Palette in hand, he stood in a shady spot behind a tree. It is "all aflutter like a lady's fan," Sir Horace Walpole wrote about Gainsborough's picture of the Promenade. Even the stolid king admired the shimmering scene, but the picture did not sell. Clients calling at Schomberg House saw it hanging in the hall, but they were not interested in pictures without familiar faces. They came to commission portraits or to ask whether a picture had been finished. " Tom recognized the voice and quickly placed the finished portrait on his easel.

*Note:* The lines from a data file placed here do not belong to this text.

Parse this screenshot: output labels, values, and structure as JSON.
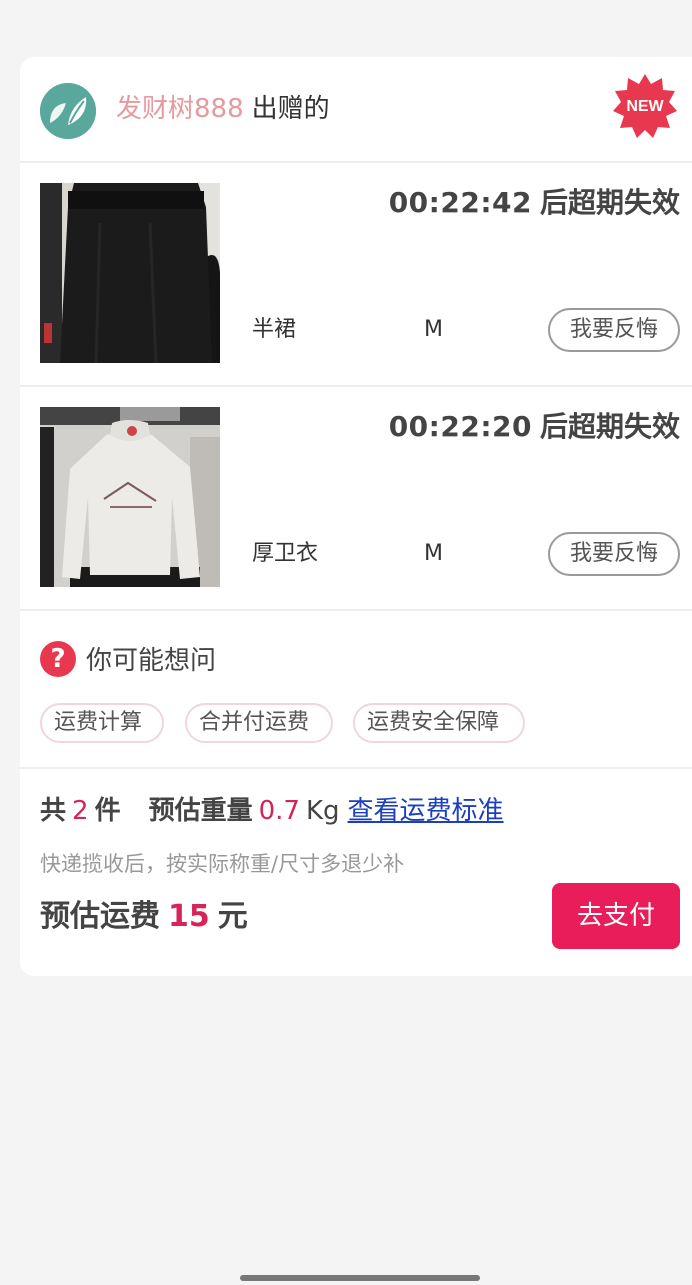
{
  "giver": {
    "name": "发财树888",
    "suffix": "出赠的",
    "badge": "NEW"
  },
  "items": [
    {
      "countdown": "00:22:42",
      "expiry_suffix": "后超期失效",
      "name": "半裙",
      "size": "M",
      "regret_label": "我要反悔"
    },
    {
      "countdown": "00:22:20",
      "expiry_suffix": "后超期失效",
      "name": "厚卫衣",
      "size": "M",
      "regret_label": "我要反悔"
    }
  ],
  "faq": {
    "title": "你可能想问",
    "icon": "question-icon",
    "chips": [
      "运费计算",
      "合并付运费",
      "运费安全保障"
    ]
  },
  "summary": {
    "total_prefix": "共",
    "count": "2",
    "count_unit": "件",
    "weight_label": "预估重量",
    "weight": "0.7",
    "weight_unit": "Kg",
    "link": "查看运费标准",
    "note": "快递揽收后，按实际称重/尺寸多退少补",
    "freight_label": "预估运费",
    "freight_amount": "15",
    "freight_unit": "元",
    "pay_label": "去支付"
  },
  "colors": {
    "accent": "#e81d5a",
    "price": "#d6245a",
    "giver_name": "#e59a9e",
    "link": "#1b3fc0",
    "avatar": "#5aa89b"
  }
}
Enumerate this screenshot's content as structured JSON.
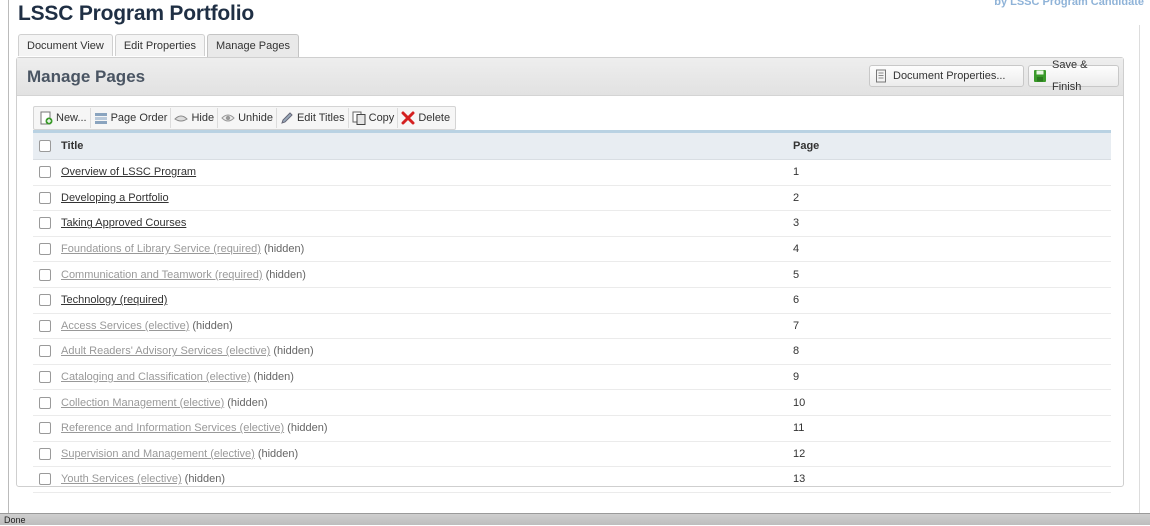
{
  "app": {
    "title": "LSSC Program Portfolio",
    "byline": "by LSSC Program Candidate"
  },
  "tabs": [
    {
      "label": "Document View",
      "active": false
    },
    {
      "label": "Edit Properties",
      "active": false
    },
    {
      "label": "Manage Pages",
      "active": true
    }
  ],
  "panel": {
    "title": "Manage Pages",
    "document_properties_label": "Document Properties...",
    "save_finish_label": "Save & Finish"
  },
  "toolbar": {
    "new_label": "New...",
    "page_order_label": "Page Order",
    "hide_label": "Hide",
    "unhide_label": "Unhide",
    "edit_titles_label": "Edit Titles",
    "copy_label": "Copy",
    "delete_label": "Delete"
  },
  "table": {
    "columns": {
      "title": "Title",
      "page": "Page"
    },
    "rows": [
      {
        "title": "Overview of LSSC Program",
        "suffix": "",
        "page": "1",
        "hidden": false
      },
      {
        "title": "Developing a Portfolio",
        "suffix": "",
        "page": "2",
        "hidden": false
      },
      {
        "title": "Taking Approved Courses",
        "suffix": "",
        "page": "3",
        "hidden": false
      },
      {
        "title": "Foundations of Library Service (required)",
        "suffix": "(hidden)",
        "page": "4",
        "hidden": true
      },
      {
        "title": "Communication and Teamwork (required)",
        "suffix": "(hidden)",
        "page": "5",
        "hidden": true
      },
      {
        "title": "Technology (required)",
        "suffix": "",
        "page": "6",
        "hidden": false
      },
      {
        "title": "Access Services (elective)",
        "suffix": "(hidden)",
        "page": "7",
        "hidden": true
      },
      {
        "title": "Adult Readers' Advisory Services (elective)",
        "suffix": "(hidden)",
        "page": "8",
        "hidden": true
      },
      {
        "title": "Cataloging and Classification (elective)",
        "suffix": "(hidden)",
        "page": "9",
        "hidden": true
      },
      {
        "title": "Collection Management (elective)",
        "suffix": "(hidden)",
        "page": "10",
        "hidden": true
      },
      {
        "title": "Reference and Information Services (elective)",
        "suffix": "(hidden)",
        "page": "11",
        "hidden": true
      },
      {
        "title": "Supervision and Management (elective)",
        "suffix": "(hidden)",
        "page": "12",
        "hidden": true
      },
      {
        "title": "Youth Services (elective)",
        "suffix": "(hidden)",
        "page": "13",
        "hidden": true
      }
    ]
  },
  "status": {
    "text": "Done"
  },
  "colors": {
    "save_green": "#3a9a2a",
    "delete_red": "#d42020",
    "grid_rule": "#b9d2e3"
  },
  "icons": {
    "new": "new-page-icon",
    "page_order": "page-order-icon",
    "hide": "hide-icon",
    "unhide": "unhide-icon",
    "edit_titles": "pencil-icon",
    "copy": "copy-icon",
    "delete": "delete-x-icon",
    "document_properties": "document-icon",
    "save": "save-icon"
  }
}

Fischer, Abel, and Tom took off one day for Windsor. Tom, elated at the thought of visiting was a gay excursion, for Tom was always happy when he could escape from the busy life in London. The sight of green fields and hills made him forget his troubles. Soon he was busy turning out landscape the country, paid for the coach himself. paintings.  It . ItlXMMMblttKk* Johann Christian Fischer 1780. (89' " 2 x58 :i , BUCKINGHAM PALACE, LONDON By gracious permission of Her Majesty the Queen Gainsborough continued to send landscape paintings to the Royal Academy each spring.